Throughout the material below, tally the lines containing "heap" and give the total with no accompanying text.

##### GIVEN DATA #####

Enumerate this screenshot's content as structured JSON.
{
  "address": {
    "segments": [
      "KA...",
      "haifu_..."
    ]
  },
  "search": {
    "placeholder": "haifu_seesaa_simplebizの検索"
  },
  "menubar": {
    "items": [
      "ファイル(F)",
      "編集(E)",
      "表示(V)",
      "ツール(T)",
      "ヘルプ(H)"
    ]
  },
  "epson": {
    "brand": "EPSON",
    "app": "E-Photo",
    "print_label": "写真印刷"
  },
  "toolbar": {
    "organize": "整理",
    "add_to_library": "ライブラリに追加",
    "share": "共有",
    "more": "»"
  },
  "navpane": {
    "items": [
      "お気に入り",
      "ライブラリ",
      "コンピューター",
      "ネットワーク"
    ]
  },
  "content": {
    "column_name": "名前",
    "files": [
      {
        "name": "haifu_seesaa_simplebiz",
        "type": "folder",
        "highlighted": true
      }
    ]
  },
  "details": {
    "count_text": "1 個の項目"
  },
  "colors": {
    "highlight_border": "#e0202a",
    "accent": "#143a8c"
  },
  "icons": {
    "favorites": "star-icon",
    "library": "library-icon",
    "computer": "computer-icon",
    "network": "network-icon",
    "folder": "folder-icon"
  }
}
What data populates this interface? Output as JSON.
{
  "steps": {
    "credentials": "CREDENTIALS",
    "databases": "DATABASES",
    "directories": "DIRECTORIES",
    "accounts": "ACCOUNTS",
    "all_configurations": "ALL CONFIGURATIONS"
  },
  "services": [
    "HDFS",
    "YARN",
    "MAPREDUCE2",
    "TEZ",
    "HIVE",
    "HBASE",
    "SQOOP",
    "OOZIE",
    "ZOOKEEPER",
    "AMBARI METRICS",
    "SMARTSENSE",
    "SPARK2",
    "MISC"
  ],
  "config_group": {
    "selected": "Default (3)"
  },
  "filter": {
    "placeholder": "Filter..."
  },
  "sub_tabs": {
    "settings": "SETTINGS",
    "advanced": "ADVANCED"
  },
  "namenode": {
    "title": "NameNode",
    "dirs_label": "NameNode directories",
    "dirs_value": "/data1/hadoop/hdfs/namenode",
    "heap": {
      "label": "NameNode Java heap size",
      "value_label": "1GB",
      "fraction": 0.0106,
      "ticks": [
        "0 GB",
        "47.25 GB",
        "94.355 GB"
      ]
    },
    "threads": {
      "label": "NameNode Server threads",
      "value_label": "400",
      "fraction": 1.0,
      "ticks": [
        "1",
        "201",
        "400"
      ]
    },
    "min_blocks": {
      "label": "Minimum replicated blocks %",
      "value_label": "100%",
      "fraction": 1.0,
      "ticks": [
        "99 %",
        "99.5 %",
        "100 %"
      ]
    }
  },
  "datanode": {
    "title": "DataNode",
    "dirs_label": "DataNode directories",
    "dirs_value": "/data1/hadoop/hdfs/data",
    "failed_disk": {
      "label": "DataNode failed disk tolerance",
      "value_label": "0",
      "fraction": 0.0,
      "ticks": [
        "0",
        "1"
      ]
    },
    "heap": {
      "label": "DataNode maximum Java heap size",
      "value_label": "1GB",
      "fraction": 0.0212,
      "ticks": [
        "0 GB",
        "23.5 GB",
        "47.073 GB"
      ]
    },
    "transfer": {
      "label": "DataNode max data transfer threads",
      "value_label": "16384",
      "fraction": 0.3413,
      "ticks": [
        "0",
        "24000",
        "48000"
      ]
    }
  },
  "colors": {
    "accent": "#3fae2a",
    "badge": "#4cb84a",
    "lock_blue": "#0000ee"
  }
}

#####

RESULT OF THE EXERCISE:
4